__PROMPT__
From the entries below, gather every line containing the string "globe".

═══ DATA IN THIS EXERCISE

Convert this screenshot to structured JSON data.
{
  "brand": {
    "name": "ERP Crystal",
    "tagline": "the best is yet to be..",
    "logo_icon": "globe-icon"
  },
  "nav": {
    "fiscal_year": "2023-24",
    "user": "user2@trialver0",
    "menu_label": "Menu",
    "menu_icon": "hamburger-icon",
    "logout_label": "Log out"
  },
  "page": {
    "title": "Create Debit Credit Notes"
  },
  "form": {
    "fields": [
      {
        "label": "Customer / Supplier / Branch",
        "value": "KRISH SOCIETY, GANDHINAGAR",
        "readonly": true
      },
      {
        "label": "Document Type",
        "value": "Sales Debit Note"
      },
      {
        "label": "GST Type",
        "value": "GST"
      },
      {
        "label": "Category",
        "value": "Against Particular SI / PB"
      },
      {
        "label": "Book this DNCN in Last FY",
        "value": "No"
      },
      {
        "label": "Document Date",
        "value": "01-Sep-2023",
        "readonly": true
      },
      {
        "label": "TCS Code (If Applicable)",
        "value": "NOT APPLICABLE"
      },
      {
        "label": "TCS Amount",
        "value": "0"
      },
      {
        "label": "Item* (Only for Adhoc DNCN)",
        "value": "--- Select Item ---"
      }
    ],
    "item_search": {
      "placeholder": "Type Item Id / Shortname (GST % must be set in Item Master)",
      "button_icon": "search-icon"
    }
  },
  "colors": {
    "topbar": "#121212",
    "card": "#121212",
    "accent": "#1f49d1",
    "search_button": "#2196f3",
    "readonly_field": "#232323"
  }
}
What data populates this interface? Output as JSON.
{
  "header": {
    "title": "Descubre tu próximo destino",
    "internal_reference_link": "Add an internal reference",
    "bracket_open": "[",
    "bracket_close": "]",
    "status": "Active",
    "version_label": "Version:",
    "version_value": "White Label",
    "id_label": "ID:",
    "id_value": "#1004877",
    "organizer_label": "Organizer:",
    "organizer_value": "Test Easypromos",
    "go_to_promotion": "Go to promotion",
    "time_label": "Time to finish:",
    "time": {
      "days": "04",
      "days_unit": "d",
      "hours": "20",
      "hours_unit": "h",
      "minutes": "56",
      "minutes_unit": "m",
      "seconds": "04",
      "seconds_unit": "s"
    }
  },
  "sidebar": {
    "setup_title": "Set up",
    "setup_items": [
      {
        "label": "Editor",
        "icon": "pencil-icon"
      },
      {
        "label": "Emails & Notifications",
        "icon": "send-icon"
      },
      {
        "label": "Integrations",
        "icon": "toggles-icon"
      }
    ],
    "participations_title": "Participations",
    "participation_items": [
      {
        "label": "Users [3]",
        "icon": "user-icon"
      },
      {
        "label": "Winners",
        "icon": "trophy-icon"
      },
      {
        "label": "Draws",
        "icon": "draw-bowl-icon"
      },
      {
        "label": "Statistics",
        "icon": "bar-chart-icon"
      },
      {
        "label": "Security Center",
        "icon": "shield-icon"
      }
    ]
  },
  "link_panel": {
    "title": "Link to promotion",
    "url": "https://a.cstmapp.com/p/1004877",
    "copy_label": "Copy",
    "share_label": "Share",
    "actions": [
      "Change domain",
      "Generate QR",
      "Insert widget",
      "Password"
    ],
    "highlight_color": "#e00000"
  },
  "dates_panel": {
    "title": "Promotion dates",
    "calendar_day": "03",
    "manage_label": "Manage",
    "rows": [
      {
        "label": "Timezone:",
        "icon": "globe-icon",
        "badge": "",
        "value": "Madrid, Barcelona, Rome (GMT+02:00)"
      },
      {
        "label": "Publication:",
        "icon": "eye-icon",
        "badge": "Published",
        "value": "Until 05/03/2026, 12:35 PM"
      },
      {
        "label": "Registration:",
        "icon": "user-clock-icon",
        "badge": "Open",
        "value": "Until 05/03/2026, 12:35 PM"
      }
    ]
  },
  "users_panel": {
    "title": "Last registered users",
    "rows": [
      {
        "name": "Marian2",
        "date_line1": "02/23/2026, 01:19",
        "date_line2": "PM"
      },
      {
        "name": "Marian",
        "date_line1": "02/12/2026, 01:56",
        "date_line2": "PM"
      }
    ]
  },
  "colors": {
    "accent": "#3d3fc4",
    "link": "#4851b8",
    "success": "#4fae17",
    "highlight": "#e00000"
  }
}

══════

__ANSWER BOX__
    "logo_icon": "globe-icon"
        "icon": "globe-icon",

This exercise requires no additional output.